Directions for this task: Report the count of lines below in which the string "that" occurs; include nothing else.

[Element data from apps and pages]
__________________________________________________

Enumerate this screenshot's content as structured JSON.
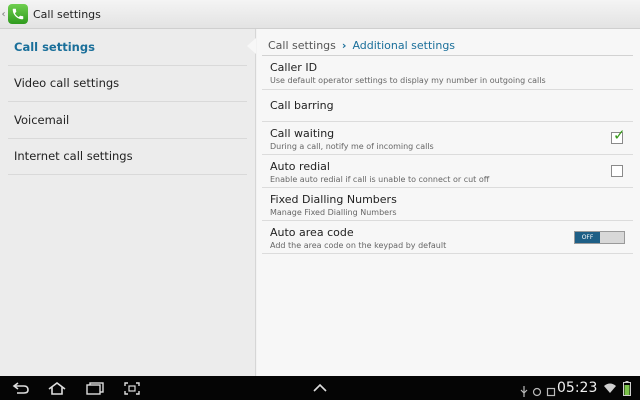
{
  "actionbar": {
    "title": "Call settings"
  },
  "sidebar": {
    "items": [
      {
        "label": "Call settings",
        "active": true
      },
      {
        "label": "Video call settings"
      },
      {
        "label": "Voicemail"
      },
      {
        "label": "Internet call settings"
      }
    ]
  },
  "breadcrumb": {
    "parent": "Call settings",
    "separator": "›",
    "current": "Additional settings"
  },
  "settings": [
    {
      "title": "Caller ID",
      "summary": "Use default operator settings to display my number in outgoing calls"
    },
    {
      "title": "Call barring"
    },
    {
      "title": "Call waiting",
      "summary": "During a call, notify me of incoming calls",
      "checked": true
    },
    {
      "title": "Auto redial",
      "summary": "Enable auto redial if call is unable to connect or cut off",
      "checked": false
    },
    {
      "title": "Fixed Dialling Numbers",
      "summary": "Manage Fixed Dialling Numbers"
    },
    {
      "title": "Auto area code",
      "summary": "Add the area code on the keypad by default",
      "toggle": "OFF"
    }
  ],
  "statusbar": {
    "time": "05:23"
  },
  "colors": {
    "accent": "#1a6f9a",
    "check_green": "#3a9a1e",
    "toggle_off": "#1e5f86"
  },
  "icons": [
    "phone-icon",
    "back-icon",
    "home-icon",
    "recent-apps-icon",
    "screenshot-icon",
    "up-arrow-icon",
    "usb-icon",
    "wifi-icon",
    "battery-icon"
  ]
}
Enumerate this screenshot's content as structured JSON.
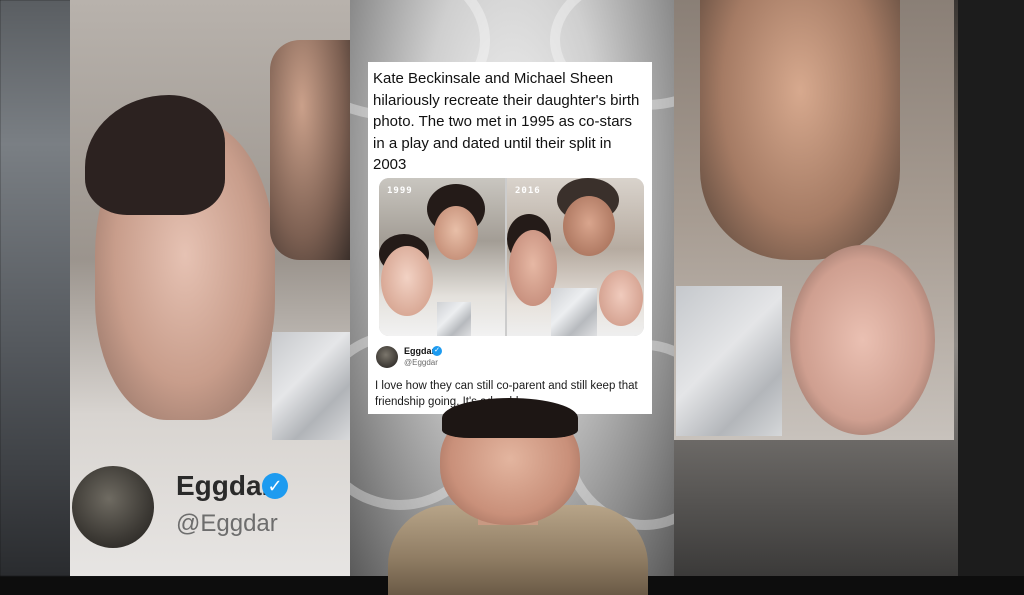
{
  "post": {
    "text": "Kate Beckinsale and Michael Sheen hilariously recreate their daughter's birth photo. The two met in 1995 as co-stars in a play and dated until their split in 2003",
    "photo_labels": [
      "1999",
      "2016"
    ]
  },
  "reply": {
    "author_name": "Eggdar",
    "author_handle": "@Eggdar",
    "text": "I love how they can still co-parent and still keep that friendship going. It's adorable.",
    "verified_icon": "check-badge-icon"
  },
  "background": {
    "author_name": "Eggdar",
    "author_handle": "@Eggdar"
  },
  "colors": {
    "verified_blue": "#1d9bf0",
    "card_bg": "#ffffff"
  }
}
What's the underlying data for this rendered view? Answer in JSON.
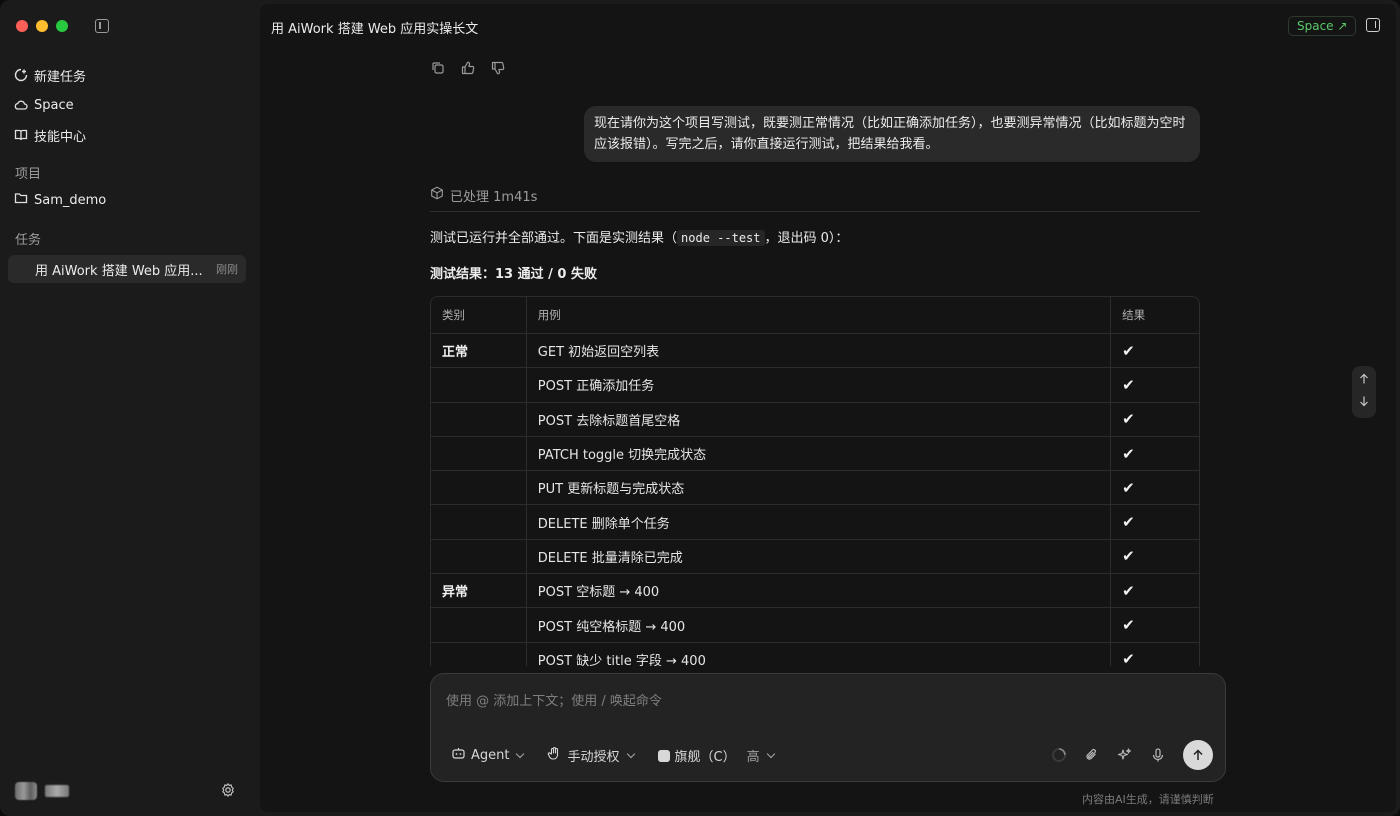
{
  "sidebar": {
    "nav": [
      {
        "label": "新建任务",
        "icon": "new-task-icon"
      },
      {
        "label": "Space",
        "icon": "cloud-icon"
      },
      {
        "label": "技能中心",
        "icon": "book-icon"
      }
    ],
    "projects_label": "项目",
    "project": {
      "label": "Sam_demo",
      "icon": "folder-icon"
    },
    "tasks_label": "任务",
    "task": {
      "title": "用 AiWork 搭建 Web 应用...",
      "time": "刚刚"
    }
  },
  "header": {
    "title": "用 AiWork 搭建 Web 应用实操长文",
    "space_button": "Space ↗"
  },
  "conversation": {
    "user_message": "现在请你为这个项目写测试，既要测正常情况（比如正确添加任务），也要测异常情况（比如标题为空时应该报错）。写完之后，请你直接运行测试，把结果给我看。",
    "processed": "已处理 1m41s",
    "summary_before": "测试已运行并全部通过。下面是实测结果（",
    "summary_code": "node --test",
    "summary_after": "，退出码 0）：",
    "result_heading": "测试结果：13 通过 / 0 失败",
    "table": {
      "headers": [
        "类别",
        "用例",
        "结果"
      ],
      "rows": [
        {
          "category": "正常",
          "case": "GET 初始返回空列表",
          "result": "✔"
        },
        {
          "category": "",
          "case": "POST 正确添加任务",
          "result": "✔"
        },
        {
          "category": "",
          "case": "POST 去除标题首尾空格",
          "result": "✔"
        },
        {
          "category": "",
          "case": "PATCH toggle 切换完成状态",
          "result": "✔"
        },
        {
          "category": "",
          "case": "PUT 更新标题与完成状态",
          "result": "✔"
        },
        {
          "category": "",
          "case": "DELETE 删除单个任务",
          "result": "✔"
        },
        {
          "category": "",
          "case": "DELETE 批量清除已完成",
          "result": "✔"
        },
        {
          "category": "异常",
          "case": "POST 空标题 → 400",
          "result": "✔"
        },
        {
          "category": "",
          "case": "POST 纯空格标题 → 400",
          "result": "✔"
        },
        {
          "category": "",
          "case": "POST 缺少 title 字段 → 400",
          "result": "✔"
        }
      ]
    }
  },
  "composer": {
    "placeholder": "使用 @ 添加上下文；使用 / 唤起命令",
    "mode": "Agent",
    "permission": "手动授权",
    "model": "旗舰（C）",
    "level": "高"
  },
  "footer": {
    "disclaimer": "内容由AI生成，请谨慎判断"
  },
  "colors": {
    "accent_green": "#5bc96a",
    "traffic_red": "#fe5f57",
    "traffic_yellow": "#febc2e",
    "traffic_green": "#28c840"
  }
}
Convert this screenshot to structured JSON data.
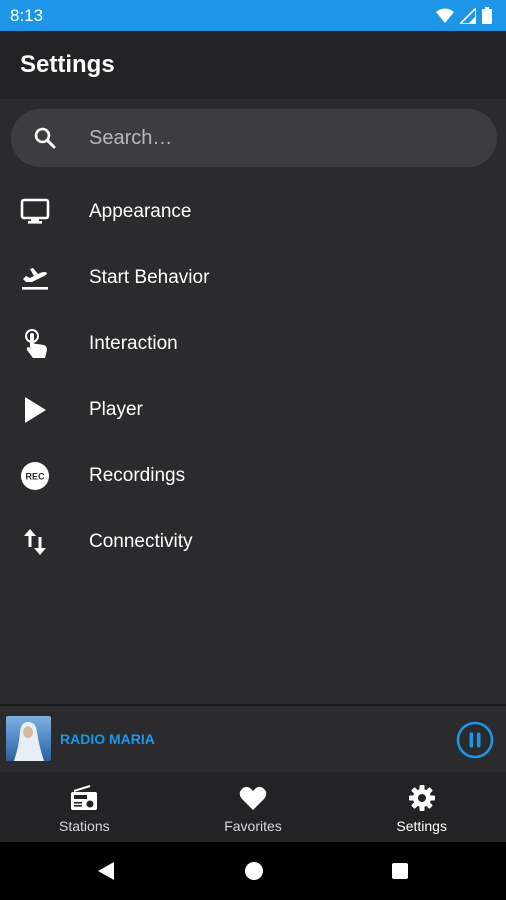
{
  "status_bar": {
    "time": "8:13"
  },
  "app_bar": {
    "title": "Settings"
  },
  "search": {
    "placeholder": "Search…"
  },
  "menu": {
    "items": [
      {
        "label": "Appearance",
        "icon": "monitor-icon"
      },
      {
        "label": "Start Behavior",
        "icon": "flight-takeoff-icon"
      },
      {
        "label": "Interaction",
        "icon": "touch-icon"
      },
      {
        "label": "Player",
        "icon": "play-icon"
      },
      {
        "label": "Recordings",
        "icon": "rec-icon",
        "badge": "REC"
      },
      {
        "label": "Connectivity",
        "icon": "swap-vertical-icon"
      }
    ]
  },
  "now_playing": {
    "station": "RADIO MARIA",
    "state": "playing"
  },
  "bottom_nav": {
    "items": [
      {
        "label": "Stations",
        "icon": "radio-icon"
      },
      {
        "label": "Favorites",
        "icon": "heart-icon"
      },
      {
        "label": "Settings",
        "icon": "gear-icon",
        "active": true
      }
    ]
  },
  "colors": {
    "accent": "#1e96e8",
    "background": "#2b2b2d",
    "bar": "#232325",
    "search_bg": "#3d3d3f"
  }
}
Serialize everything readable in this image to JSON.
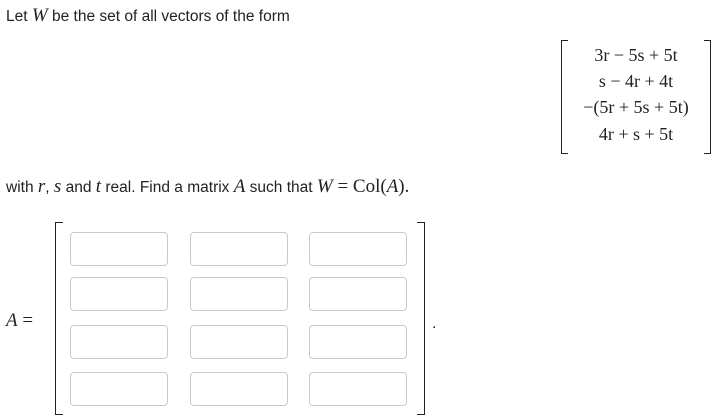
{
  "question": {
    "line1_prefix": "Let ",
    "line1_var": "W",
    "line1_suffix": " be the set of all vectors of the form",
    "line2_prefix": "with ",
    "line2_r": "r",
    "line2_comma1": ", ",
    "line2_s": "s",
    "line2_and": " and ",
    "line2_t": "t",
    "line2_mid": " real. Find a matrix ",
    "line2_A": "A",
    "line2_such": " such that ",
    "line2_W": "W",
    "line2_eq": " = ",
    "line2_col": "Col(",
    "line2_A2": "A",
    "line2_close": ").",
    "vector_rows": [
      "3r − 5s + 5t",
      "s − 4r + 4t",
      "−(5r + 5s + 5t)",
      "4r + s + 5t"
    ]
  },
  "answer": {
    "label_var": "A",
    "label_eq": " =",
    "period": ".",
    "rows": 4,
    "cols": 3,
    "cells": [
      [
        "",
        "",
        ""
      ],
      [
        "",
        "",
        ""
      ],
      [
        "",
        "",
        ""
      ],
      [
        "",
        "",
        ""
      ]
    ]
  }
}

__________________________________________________

Result of this task: 2